The open board and access to the Director of Education were our initial incentives. We also offered extra training in emerging technologies to our open board, with a view that they would become our outreach and “pass it on” to others.
5. Create a Community of Practice: Provide Adequate Support
The initial 20 board members are also the trainers, and offering them the opportunity to learn new skills—in return for passing them on—is a great way to engage an enthusiastic and energetic initial team and turn the vision into action.
It’s important that no one plays the role of evangelist—a word associated with all talk and no action. Everyone must be engaged in activities that make things happen. They must share their own work and train others to do the same. Ideally, no training session should last longer than 20 minutes. That’s about the length of time a teacher might have at the end of the day or in a lunch break to take on one task—signup, uploading a photo, or discovering one new education blog whose author is going through similar professional challenges.
These training sessions, however small, also provide the first material that teachers share on their blog or audio/video podcast.
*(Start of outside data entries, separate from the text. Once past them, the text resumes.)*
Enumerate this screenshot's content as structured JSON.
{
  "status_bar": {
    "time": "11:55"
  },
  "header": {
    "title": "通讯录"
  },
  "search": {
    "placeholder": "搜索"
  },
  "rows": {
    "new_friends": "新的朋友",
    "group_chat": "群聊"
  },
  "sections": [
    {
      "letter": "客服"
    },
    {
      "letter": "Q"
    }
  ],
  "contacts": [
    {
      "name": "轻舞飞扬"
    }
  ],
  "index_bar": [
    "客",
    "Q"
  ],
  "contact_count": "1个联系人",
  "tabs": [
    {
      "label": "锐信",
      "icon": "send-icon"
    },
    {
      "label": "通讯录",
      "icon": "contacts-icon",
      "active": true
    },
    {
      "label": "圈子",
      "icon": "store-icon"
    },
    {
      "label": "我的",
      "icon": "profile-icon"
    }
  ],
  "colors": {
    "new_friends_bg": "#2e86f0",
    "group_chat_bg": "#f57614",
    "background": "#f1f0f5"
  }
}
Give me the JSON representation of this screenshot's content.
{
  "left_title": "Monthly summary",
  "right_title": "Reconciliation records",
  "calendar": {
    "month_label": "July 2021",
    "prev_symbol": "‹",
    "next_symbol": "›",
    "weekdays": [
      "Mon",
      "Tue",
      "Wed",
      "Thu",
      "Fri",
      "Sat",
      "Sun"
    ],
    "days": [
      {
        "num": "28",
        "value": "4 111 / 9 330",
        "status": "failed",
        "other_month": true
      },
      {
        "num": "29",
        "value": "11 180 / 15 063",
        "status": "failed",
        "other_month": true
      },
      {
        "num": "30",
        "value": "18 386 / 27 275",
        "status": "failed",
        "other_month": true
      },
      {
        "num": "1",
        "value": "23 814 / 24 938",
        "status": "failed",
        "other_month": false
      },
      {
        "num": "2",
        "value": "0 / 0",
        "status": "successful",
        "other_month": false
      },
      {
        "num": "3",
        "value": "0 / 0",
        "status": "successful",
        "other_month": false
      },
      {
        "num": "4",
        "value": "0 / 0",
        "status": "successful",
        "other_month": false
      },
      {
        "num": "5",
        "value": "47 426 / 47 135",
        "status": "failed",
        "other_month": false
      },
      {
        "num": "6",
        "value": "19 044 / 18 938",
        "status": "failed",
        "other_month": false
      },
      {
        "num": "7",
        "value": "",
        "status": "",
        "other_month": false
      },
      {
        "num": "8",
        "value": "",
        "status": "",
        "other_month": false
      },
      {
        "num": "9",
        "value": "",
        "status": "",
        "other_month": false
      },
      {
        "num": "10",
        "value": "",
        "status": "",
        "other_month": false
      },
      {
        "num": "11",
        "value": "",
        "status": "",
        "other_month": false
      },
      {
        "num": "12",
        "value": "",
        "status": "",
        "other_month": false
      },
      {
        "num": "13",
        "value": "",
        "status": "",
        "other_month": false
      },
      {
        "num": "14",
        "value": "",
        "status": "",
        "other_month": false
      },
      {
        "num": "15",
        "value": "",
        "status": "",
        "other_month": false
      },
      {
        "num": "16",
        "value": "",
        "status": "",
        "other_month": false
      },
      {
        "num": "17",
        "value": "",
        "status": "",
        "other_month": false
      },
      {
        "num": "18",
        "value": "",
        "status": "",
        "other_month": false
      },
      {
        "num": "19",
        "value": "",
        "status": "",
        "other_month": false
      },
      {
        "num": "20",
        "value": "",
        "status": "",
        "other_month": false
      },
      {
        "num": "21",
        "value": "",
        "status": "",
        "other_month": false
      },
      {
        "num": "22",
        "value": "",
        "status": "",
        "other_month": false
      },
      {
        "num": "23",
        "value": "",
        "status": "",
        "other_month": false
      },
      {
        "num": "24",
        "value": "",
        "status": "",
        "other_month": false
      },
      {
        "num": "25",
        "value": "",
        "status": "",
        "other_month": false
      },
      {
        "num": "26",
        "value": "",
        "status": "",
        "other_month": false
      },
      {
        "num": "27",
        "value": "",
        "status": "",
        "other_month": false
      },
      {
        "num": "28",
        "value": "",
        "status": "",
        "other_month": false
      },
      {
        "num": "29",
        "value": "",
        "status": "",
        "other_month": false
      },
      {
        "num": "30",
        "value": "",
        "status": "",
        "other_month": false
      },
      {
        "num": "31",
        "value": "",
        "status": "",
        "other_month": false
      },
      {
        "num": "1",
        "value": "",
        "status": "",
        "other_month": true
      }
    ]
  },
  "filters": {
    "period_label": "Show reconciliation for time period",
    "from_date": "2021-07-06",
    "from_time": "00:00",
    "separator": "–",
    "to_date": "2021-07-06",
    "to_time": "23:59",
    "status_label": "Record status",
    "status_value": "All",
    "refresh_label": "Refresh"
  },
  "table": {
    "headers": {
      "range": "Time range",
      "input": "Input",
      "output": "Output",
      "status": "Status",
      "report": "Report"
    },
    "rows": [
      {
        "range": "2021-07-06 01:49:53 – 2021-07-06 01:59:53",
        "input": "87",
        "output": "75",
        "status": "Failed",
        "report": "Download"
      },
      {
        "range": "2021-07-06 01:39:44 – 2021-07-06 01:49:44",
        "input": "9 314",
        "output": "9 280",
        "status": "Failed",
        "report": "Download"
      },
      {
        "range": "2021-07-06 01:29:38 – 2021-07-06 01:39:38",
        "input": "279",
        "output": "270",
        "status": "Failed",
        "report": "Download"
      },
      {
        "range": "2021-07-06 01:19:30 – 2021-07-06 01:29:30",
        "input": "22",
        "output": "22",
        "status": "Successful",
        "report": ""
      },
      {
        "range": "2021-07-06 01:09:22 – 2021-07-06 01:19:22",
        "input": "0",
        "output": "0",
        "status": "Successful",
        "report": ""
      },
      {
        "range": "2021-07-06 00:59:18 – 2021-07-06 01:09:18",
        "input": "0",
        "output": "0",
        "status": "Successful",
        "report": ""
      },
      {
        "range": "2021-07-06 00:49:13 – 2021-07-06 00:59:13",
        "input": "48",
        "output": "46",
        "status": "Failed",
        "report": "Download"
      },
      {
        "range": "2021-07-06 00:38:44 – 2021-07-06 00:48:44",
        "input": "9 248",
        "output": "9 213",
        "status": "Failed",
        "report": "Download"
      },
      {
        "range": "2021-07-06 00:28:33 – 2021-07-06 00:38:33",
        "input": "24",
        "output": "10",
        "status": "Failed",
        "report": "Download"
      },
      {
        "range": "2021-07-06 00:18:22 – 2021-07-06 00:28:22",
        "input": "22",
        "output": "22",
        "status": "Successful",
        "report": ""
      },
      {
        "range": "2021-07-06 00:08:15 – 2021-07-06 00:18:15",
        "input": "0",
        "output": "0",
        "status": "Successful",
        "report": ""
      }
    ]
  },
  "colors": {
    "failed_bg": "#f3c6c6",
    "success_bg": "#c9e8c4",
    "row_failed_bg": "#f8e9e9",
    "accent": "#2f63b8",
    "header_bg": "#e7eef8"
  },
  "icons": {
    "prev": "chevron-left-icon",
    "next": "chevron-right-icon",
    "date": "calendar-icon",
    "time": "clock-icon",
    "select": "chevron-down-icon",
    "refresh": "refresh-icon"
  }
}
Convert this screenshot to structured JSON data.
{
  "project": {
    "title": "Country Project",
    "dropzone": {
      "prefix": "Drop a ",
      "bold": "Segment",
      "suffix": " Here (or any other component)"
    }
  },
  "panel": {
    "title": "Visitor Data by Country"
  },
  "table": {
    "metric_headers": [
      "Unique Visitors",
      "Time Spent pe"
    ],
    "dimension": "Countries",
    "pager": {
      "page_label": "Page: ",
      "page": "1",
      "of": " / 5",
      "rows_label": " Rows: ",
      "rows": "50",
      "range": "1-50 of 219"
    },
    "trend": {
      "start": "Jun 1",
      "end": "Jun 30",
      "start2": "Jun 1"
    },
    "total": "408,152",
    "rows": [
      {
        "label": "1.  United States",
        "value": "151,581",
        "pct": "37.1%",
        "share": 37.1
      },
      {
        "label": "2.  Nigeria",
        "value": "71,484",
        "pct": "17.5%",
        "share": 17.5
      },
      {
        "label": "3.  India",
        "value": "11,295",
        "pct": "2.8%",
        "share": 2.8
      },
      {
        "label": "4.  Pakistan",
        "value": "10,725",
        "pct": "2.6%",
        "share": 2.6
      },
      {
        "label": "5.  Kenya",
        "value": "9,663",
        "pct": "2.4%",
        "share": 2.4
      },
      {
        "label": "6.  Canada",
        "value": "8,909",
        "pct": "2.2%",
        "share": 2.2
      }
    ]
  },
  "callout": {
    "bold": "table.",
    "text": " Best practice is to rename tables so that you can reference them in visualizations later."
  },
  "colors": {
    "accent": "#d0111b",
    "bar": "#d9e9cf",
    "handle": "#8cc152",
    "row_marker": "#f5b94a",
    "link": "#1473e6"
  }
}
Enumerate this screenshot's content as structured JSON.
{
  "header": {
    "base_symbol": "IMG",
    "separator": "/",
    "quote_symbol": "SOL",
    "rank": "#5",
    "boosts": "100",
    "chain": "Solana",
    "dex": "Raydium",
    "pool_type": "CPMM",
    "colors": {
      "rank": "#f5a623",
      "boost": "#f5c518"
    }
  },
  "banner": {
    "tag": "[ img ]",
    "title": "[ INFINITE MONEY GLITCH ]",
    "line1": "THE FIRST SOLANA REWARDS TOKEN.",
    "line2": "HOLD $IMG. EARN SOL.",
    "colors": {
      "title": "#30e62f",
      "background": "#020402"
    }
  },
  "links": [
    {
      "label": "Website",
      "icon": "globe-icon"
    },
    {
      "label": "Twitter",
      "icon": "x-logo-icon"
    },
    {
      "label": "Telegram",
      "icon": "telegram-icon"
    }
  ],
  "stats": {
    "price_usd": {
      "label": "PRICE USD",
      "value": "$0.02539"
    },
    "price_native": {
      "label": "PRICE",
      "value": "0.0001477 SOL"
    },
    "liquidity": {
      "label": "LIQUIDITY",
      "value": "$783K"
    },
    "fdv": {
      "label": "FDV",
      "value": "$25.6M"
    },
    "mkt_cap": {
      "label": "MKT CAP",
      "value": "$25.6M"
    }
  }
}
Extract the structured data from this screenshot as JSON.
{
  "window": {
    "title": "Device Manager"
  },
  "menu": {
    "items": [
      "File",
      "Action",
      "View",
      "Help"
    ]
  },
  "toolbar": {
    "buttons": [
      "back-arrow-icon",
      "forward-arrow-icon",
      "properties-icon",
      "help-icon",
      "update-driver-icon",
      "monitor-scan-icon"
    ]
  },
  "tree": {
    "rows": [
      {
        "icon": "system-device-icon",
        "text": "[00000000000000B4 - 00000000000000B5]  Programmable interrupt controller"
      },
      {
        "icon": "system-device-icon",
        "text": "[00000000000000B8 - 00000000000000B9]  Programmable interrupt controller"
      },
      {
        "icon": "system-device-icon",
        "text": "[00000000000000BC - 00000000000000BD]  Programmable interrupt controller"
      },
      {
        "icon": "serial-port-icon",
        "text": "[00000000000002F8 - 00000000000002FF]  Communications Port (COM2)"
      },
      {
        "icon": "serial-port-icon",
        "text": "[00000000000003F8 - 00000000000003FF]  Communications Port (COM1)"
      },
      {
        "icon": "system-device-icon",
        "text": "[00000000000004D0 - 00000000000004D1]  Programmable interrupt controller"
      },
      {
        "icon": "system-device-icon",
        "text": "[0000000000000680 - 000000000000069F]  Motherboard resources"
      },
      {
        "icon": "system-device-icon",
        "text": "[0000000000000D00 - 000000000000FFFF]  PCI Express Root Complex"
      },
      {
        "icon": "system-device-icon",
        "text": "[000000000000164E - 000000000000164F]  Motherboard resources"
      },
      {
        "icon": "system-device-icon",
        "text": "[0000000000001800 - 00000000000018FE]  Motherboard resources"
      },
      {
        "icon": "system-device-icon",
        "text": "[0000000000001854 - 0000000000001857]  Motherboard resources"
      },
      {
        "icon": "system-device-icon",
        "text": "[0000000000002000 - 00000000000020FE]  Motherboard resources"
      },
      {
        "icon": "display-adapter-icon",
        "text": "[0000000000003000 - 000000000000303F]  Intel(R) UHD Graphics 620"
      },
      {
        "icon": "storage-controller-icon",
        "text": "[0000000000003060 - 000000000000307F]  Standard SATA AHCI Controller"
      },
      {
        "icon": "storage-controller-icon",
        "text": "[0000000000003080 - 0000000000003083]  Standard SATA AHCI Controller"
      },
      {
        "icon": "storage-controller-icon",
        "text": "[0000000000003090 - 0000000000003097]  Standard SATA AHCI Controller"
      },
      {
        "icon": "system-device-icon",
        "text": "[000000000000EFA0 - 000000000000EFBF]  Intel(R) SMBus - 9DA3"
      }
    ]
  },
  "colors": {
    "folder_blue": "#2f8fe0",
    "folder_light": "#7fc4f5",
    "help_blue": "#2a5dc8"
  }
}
They help others learn new skills and find something to fill that first blank page.
6. From Global to Local
As a teacher, I prided myself on the 22 international school links I organized and managed through my mgsOnline platform of blogs, podcasts, wikis and websites (Musselburgh Grammar School online: e.g.: http://mgsonline.blogs.com/, main site now superceded). However, I was unable to convince people that collaborating with the teacher in the classroom next door might be even more influential in driving learning to higher levels of success.
Today, local networks of collaboration, with a few glowing exceptions, are still less frequent, or at least less visible online, than those of an international variety. We need both.
Technology has helped people create international connections, but along with the decline of the whole-staff staff room in our new school buildings, we often neglect the partnerships we can make on a local level. Taking these local partnerships and connections online and, most importantly, beyond private, walled-garden school-based virtual learning environments is the only way we will eventually tap into expertise beyond our immediate locality, spread our own good practice, and hold our assumptions of quality to account.
Leaders need to nurture local networks of collaboration. As these local networks eventually open up to the wider world, everyone benefits.
7. Top-Down Support Is Vital
While people can come on board in a variety of ways, support from senior school leaders makes things work faster and better. Leaders must make time every day to share what they do and what they’re thinking. Often their staff has little idea.
Lead by example. Sharing your ideas and experiences online is the most effective way to engage people. When you demonstrate what works for you, you prove that ideas and experiences are effective in a way that cannot be refuted. This kind of leadership becomes more valuable the longer you exercise it. Never ask for permission. Always ask for forgiveness later. You will quickly bring others on board with your example.
Lead by reminding. People forget, accidentally and purposefully. Remind, remind, remind. Repeat, repeat, repeat. Remind again. Repeat again.
Avoid leading by mandate. “Thou shalt” is the least effective strategy and should be avoided. We’ve known for the past 50 years that telling people to do or not to do something because it’s good for them doesn’t work.
The innovative use of technology starts with social and cultural change that emanates from the top.
The bottom-up movement of open source technology and social media is a romantic idea. We need motivations other than extra salary or promotions to get people to start sharing their work online.
Leaders need to lead—by making that first step. Then they are far more likely to engender hundreds of thousands of dollars’ worth of high-quality professional thinking time and action.
So, what are you going to share first?